:: Data extracts ::
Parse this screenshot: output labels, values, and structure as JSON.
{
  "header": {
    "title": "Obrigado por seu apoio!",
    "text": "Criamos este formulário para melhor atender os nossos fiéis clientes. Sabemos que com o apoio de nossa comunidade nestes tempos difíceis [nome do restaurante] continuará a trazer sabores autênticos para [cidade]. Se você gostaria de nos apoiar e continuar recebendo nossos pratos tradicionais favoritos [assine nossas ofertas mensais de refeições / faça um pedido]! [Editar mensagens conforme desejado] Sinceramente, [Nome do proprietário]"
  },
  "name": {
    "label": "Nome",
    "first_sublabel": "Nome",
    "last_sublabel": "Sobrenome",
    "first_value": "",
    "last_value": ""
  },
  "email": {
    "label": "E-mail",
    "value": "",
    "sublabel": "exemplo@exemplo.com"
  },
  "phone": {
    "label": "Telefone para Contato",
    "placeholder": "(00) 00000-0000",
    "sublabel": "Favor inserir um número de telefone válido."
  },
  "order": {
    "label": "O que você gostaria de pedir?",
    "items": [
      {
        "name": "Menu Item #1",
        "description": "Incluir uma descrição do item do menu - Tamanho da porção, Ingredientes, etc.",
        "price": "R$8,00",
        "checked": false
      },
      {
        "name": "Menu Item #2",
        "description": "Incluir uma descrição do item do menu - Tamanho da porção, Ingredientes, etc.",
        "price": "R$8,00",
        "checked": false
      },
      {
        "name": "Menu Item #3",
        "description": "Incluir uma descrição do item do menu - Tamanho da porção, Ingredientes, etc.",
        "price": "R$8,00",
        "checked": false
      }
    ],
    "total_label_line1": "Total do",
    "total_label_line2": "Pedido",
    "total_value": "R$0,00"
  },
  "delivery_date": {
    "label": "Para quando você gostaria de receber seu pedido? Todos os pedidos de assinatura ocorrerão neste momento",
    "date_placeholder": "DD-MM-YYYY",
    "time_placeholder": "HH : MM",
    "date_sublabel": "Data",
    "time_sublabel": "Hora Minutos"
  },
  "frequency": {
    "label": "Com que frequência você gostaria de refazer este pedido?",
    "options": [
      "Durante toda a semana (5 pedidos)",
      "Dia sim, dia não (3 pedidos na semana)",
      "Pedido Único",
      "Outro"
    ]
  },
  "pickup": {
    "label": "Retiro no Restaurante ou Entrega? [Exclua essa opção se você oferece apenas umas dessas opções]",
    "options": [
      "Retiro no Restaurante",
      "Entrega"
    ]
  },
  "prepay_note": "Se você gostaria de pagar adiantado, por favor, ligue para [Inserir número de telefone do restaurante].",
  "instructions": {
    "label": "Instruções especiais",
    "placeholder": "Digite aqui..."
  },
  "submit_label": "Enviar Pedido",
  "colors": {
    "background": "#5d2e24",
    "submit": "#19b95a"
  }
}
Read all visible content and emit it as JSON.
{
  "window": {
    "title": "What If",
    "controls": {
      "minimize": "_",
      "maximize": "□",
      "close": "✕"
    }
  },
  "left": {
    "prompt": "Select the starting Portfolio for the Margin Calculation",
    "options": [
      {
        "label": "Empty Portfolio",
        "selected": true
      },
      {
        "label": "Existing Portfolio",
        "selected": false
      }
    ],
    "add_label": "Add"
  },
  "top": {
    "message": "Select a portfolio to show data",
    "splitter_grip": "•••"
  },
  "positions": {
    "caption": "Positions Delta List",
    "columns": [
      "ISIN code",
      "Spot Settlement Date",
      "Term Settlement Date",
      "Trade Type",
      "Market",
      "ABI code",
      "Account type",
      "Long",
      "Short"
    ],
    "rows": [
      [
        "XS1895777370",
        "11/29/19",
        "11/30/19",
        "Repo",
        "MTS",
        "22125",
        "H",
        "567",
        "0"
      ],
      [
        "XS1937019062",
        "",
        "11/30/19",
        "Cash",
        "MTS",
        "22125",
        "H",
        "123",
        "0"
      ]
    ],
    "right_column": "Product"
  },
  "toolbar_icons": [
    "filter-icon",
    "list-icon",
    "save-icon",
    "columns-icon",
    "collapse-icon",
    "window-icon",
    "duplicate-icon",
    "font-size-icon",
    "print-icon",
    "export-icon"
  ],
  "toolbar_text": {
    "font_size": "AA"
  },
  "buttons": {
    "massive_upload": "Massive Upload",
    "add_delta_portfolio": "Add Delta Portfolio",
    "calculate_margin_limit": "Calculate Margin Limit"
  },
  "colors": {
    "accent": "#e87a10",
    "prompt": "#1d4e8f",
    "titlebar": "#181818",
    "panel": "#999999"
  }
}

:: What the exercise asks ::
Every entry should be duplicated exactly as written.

:: Response to this exercise ::
Parse this screenshot: output labels, values, and structure as JSON.
{
  "header": {
    "title": "Obrigado por seu apoio!",
    "text": "Criamos este formulário para melhor atender os nossos fiéis clientes. Sabemos que com o apoio de nossa comunidade nestes tempos difíceis [nome do restaurante] continuará a trazer sabores autênticos para [cidade]. Se você gostaria de nos apoiar e continuar recebendo nossos pratos tradicionais favoritos [assine nossas ofertas mensais de refeições / faça um pedido]! [Editar mensagens conforme desejado] Sinceramente, [Nome do proprietário]"
  },
  "name": {
    "label": "Nome",
    "first_sublabel": "Nome",
    "last_sublabel": "Sobrenome",
    "first_value": "",
    "last_value": ""
  },
  "email": {
    "label": "E-mail",
    "value": "",
    "sublabel": "exemplo@exemplo.com"
  },
  "phone": {
    "label": "Telefone para Contato",
    "placeholder": "(00) 00000-0000",
    "sublabel": "Favor inserir um número de telefone válido."
  },
  "order": {
    "label": "O que você gostaria de pedir?",
    "items": [
      {
        "name": "Menu Item #1",
        "description": "Incluir uma descrição do item do menu - Tamanho da porção, Ingredientes, etc.",
        "price": "R$8,00",
        "checked": false
      },
      {
        "name": "Menu Item #2",
        "description": "Incluir uma descrição do item do menu - Tamanho da porção, Ingredientes, etc.",
        "price": "R$8,00",
        "checked": false
      },
      {
        "name": "Menu Item #3",
        "description": "Incluir uma descrição do item do menu - Tamanho da porção, Ingredientes, etc.",
        "price": "R$8,00",
        "checked": false
      }
    ],
    "total_label_line1": "Total do",
    "total_label_line2": "Pedido",
    "total_value": "R$0,00"
  },
  "delivery_date": {
    "label": "Para quando você gostaria de receber seu pedido? Todos os pedidos de assinatura ocorrerão neste momento",
    "date_placeholder": "DD-MM-YYYY",
    "time_placeholder": "HH : MM",
    "date_sublabel": "Data",
    "time_sublabel": "Hora Minutos"
  },
  "frequency": {
    "label": "Com que frequência você gostaria de refazer este pedido?",
    "options": [
      "Durante toda a semana (5 pedidos)",
      "Dia sim, dia não (3 pedidos na semana)",
      "Pedido Único",
      "Outro"
    ]
  },
  "pickup": {
    "label": "Retiro no Restaurante ou Entrega? [Exclua essa opção se você oferece apenas umas dessas opções]",
    "options": [
      "Retiro no Restaurante",
      "Entrega"
    ]
  },
  "prepay_note": "Se você gostaria de pagar adiantado, por favor, ligue para [Inserir número de telefone do restaurante].",
  "instructions": {
    "label": "Instruções especiais",
    "placeholder": "Digite aqui..."
  },
  "submit_label": "Enviar Pedido",
  "colors": {
    "background": "#5d2e24",
    "submit": "#19b95a"
  }
}
Read all visible content and emit it as JSON.
{
  "window": {
    "title": "What If",
    "controls": {
      "minimize": "_",
      "maximize": "□",
      "close": "✕"
    }
  },
  "left": {
    "prompt": "Select the starting Portfolio for the Margin Calculation",
    "options": [
      {
        "label": "Empty Portfolio",
        "selected": true
      },
      {
        "label": "Existing Portfolio",
        "selected": false
      }
    ],
    "add_label": "Add"
  },
  "top": {
    "message": "Select a portfolio to show data",
    "splitter_grip": "•••"
  },
  "positions": {
    "caption": "Positions Delta List",
    "columns": [
      "ISIN code",
      "Spot Settlement Date",
      "Term Settlement Date",
      "Trade Type",
      "Market",
      "ABI code",
      "Account type",
      "Long",
      "Short"
    ],
    "rows": [
      [
        "XS1895777370",
        "11/29/19",
        "11/30/19",
        "Repo",
        "MTS",
        "22125",
        "H",
        "567",
        "0"
      ],
      [
        "XS1937019062",
        "",
        "11/30/19",
        "Cash",
        "MTS",
        "22125",
        "H",
        "123",
        "0"
      ]
    ],
    "right_column": "Product"
  },
  "toolbar_icons": [
    "filter-icon",
    "list-icon",
    "save-icon",
    "columns-icon",
    "collapse-icon",
    "window-icon",
    "duplicate-icon",
    "font-size-icon",
    "print-icon",
    "export-icon"
  ],
  "toolbar_text": {
    "font_size": "AA"
  },
  "buttons": {
    "massive_upload": "Massive Upload",
    "add_delta_portfolio": "Add Delta Portfolio",
    "calculate_margin_limit": "Calculate Margin Limit"
  },
  "colors": {
    "accent": "#e87a10",
    "prompt": "#1d4e8f",
    "titlebar": "#181818",
    "panel": "#999999"
  }
}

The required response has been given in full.